Thailand just reported two cases of newborns with Zika-related microcephaly, the first time the birth defect has been linked to the virus in Southeast Asia.
An investigation by Thailand's department of disease control determined that the mosquito-borne virus was connected to the two recent cases of microcephaly, a condition where a child is born with a small head and an underdeveloped brain. The news of these first cases in the country comes amid growing concern about the virus's prevalence there, as it's a popular destination for foreign travelers.
The unprecedented outbreak of the virus in Brazil and recent research have led experts to confirm a strong connection between Zika-infected mothers and their babies being born with the birth defect. The first cases surfaced there in May 2015.

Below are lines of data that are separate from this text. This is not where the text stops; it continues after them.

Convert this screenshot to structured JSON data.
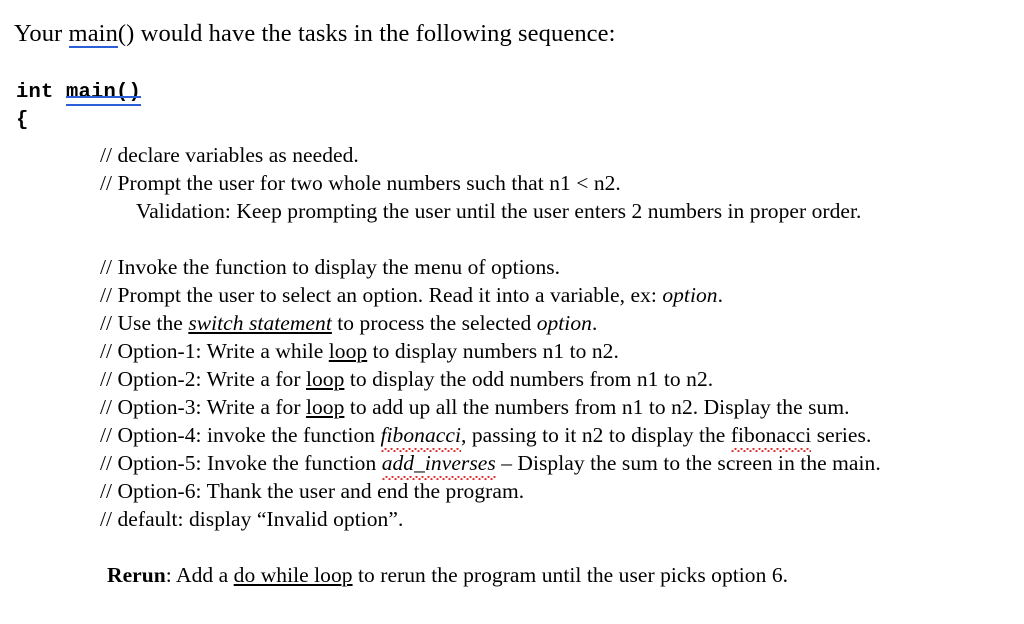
{
  "document": {
    "intro": {
      "before": "Your ",
      "link": "main",
      "after_link": "()",
      "after": " would have the tasks in the following sequence:"
    },
    "code": {
      "keyword": "int ",
      "function_name": "main",
      "parens": "()",
      "open_brace": "{"
    },
    "lines": [
      {
        "id": "declare-variables",
        "text": "// declare variables as needed."
      },
      {
        "id": "prompt-two-numbers",
        "text": "// Prompt the user for two whole numbers such that n1 < n2."
      },
      {
        "id": "validation",
        "text": "Validation: Keep prompting the user until the user enters 2 numbers in proper order."
      },
      {
        "id": "invoke-menu",
        "text": "// Invoke the function to display the menu of options."
      },
      {
        "id": "prompt-option",
        "prefix": "// Prompt the user to select an option. Read it into a variable, ex: ",
        "emphasis": "option",
        "suffix": "."
      },
      {
        "id": "use-switch",
        "prefix": "// Use the ",
        "emphasis": "switch statement",
        "middle": " to process the selected ",
        "emphasis2": "option",
        "suffix": "."
      },
      {
        "id": "option-1",
        "prefix": "// Option-1:  Write a while ",
        "emphasis": "loop",
        "suffix": " to display numbers n1 to n2."
      },
      {
        "id": "option-2",
        "prefix": "// Option-2: Write a for ",
        "emphasis": "loop",
        "suffix": " to display the odd numbers from n1 to n2."
      },
      {
        "id": "option-3",
        "prefix": "// Option-3: Write a for ",
        "emphasis": "loop",
        "suffix": " to add up all the numbers from n1 to n2. Display the sum."
      },
      {
        "id": "option-4",
        "prefix": "// Option-4: invoke the function ",
        "emphasis": "fibonacci",
        "middle": ", passing to it n2 to display the ",
        "emphasis2": "fibonacci",
        "suffix": " series."
      },
      {
        "id": "option-5",
        "prefix": "// Option-5: Invoke the function ",
        "emphasis": "add_inverses",
        "suffix": " – Display the sum to the screen in the main."
      },
      {
        "id": "option-6",
        "text": "// Option-6: Thank the user and end the program."
      },
      {
        "id": "default-case",
        "text": "// default: display “Invalid option”."
      },
      {
        "id": "rerun",
        "label": "Rerun",
        "prefix": ": Add a ",
        "emphasis": "do while loop",
        "suffix": " to rerun the program until the user picks option 6."
      }
    ],
    "colors": {
      "hyperlink_underline": "#2b5fd9",
      "spellcheck_underline": "#e03131",
      "text": "#000000",
      "background": "#ffffff"
    }
  }
}
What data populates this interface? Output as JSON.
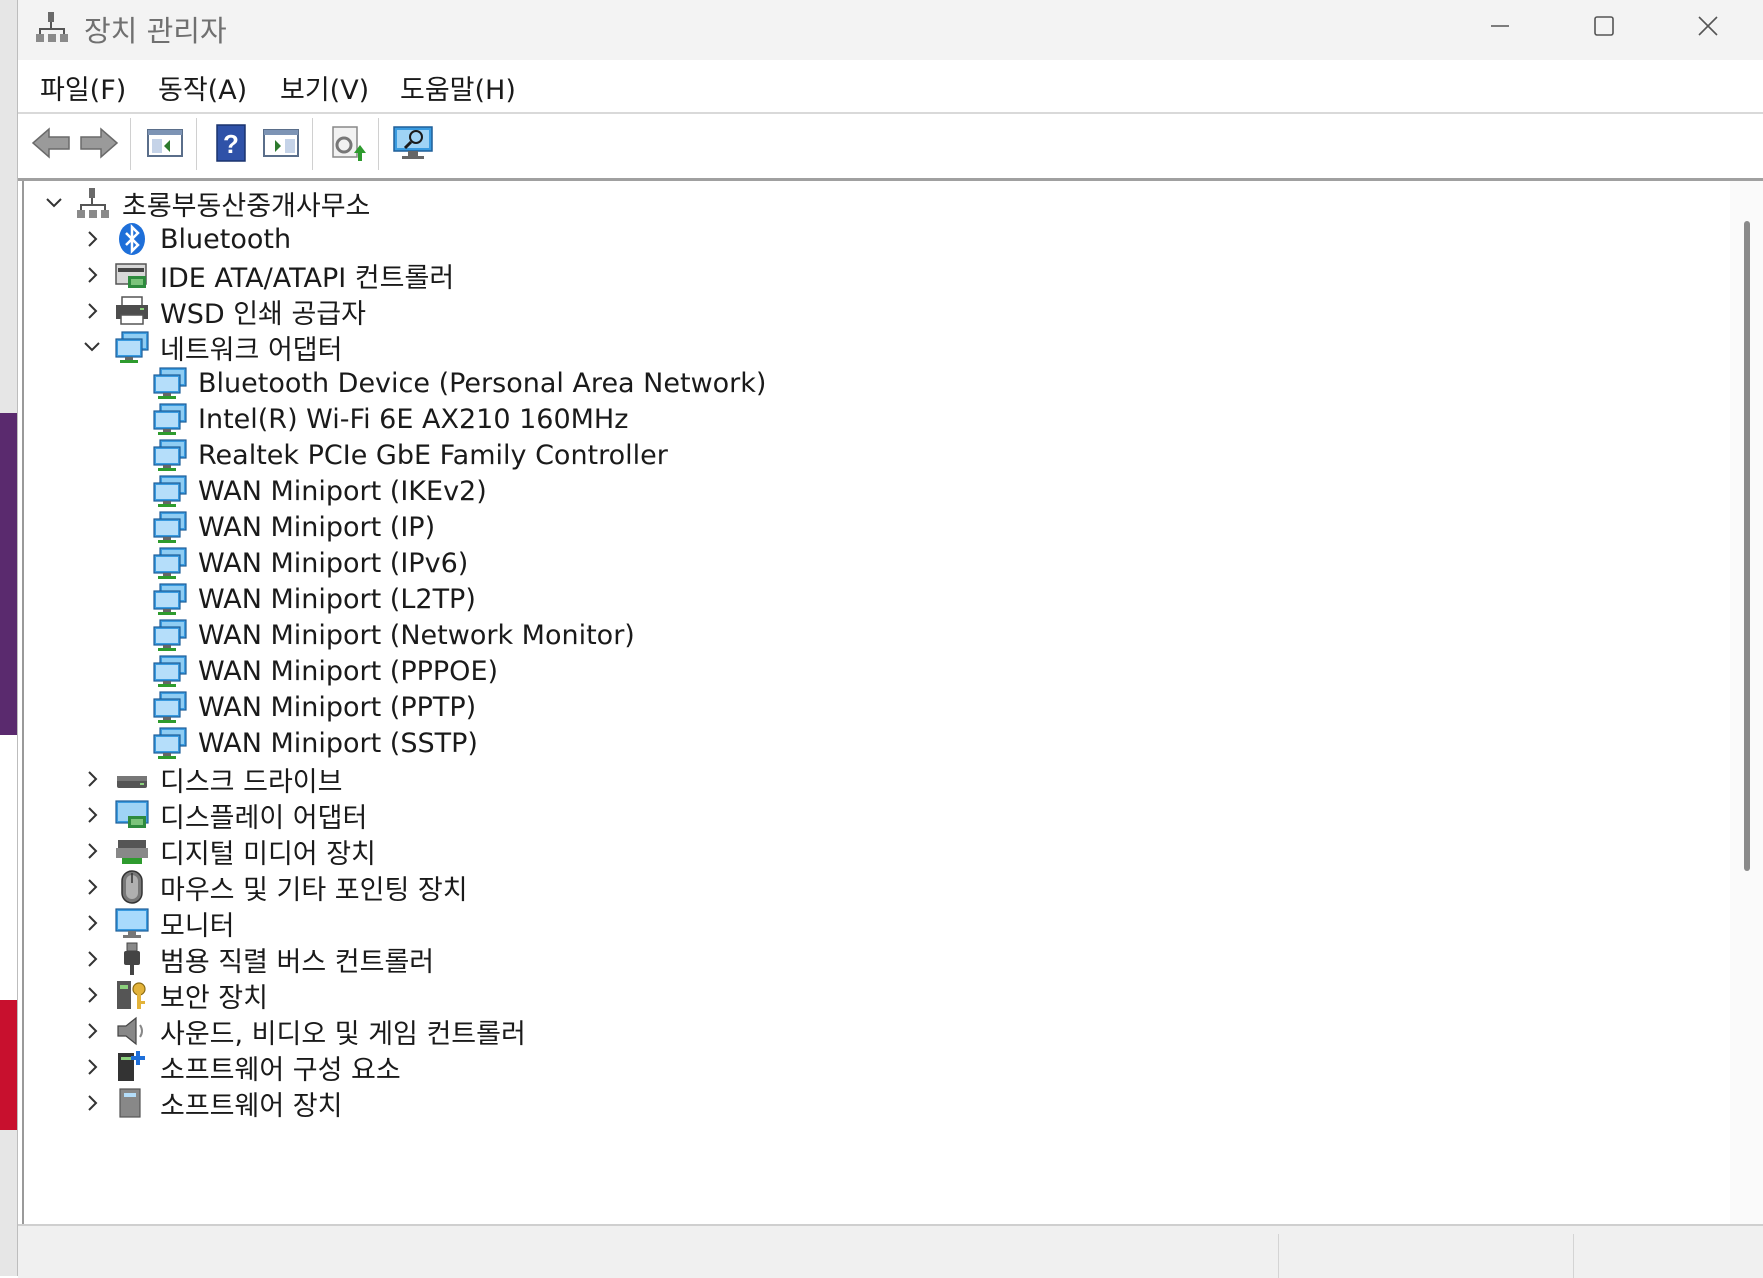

Earlier this week Thailand revealed it was investigating four microcephaly cases to determine whether the mothers had contracted Zika during pregnancy. They ultimately found that just two of the four microcephaly cases were actually caused by Zika, but the officials did not reveal details about where they occurred or how the mothers became infected.
So far 25 women in Thailand have contracted the virus, with nearly 350 Zika infections in the country reported in the past nine months.
On Thursday, the World Health Organization said that if the Thai microcephaly cases were linked to Zika, the next step would be to investigate what strain of the virus was involved. Despite the continued reports of new Zika infections in Southeast Asia, however, the UN's health agency said the global risk had not increased.
"Countries across the region must continue to strengthen measures aimed at preventing, detecting, and responding to Zika virus transmission," WHO said in its Sept. 29 situation report.
The U.S. Centers for Disease Control and Prevention also issued updated guidance this week for travel to Southeast Asia. The health agency recommended that pregnant women "consider postponing" any nonessential travel to 11 countries in the region, including Thailand, Indonesia, Malaysia, and Vietnam.
Zika is not new to the region, and it's endemic in certain areas, but according the CDC the heightened concern comes from variations in the number of cases being reported. While many people living in these countries are likely to have immunity, those traveling from countries like the U.S., where the virus is a relatively new threat, could still be vulnerable.
Since Brazil's first cases of microcephaly came to light in May of last year, more than 2,000 cases have been linked to Zika worldwide.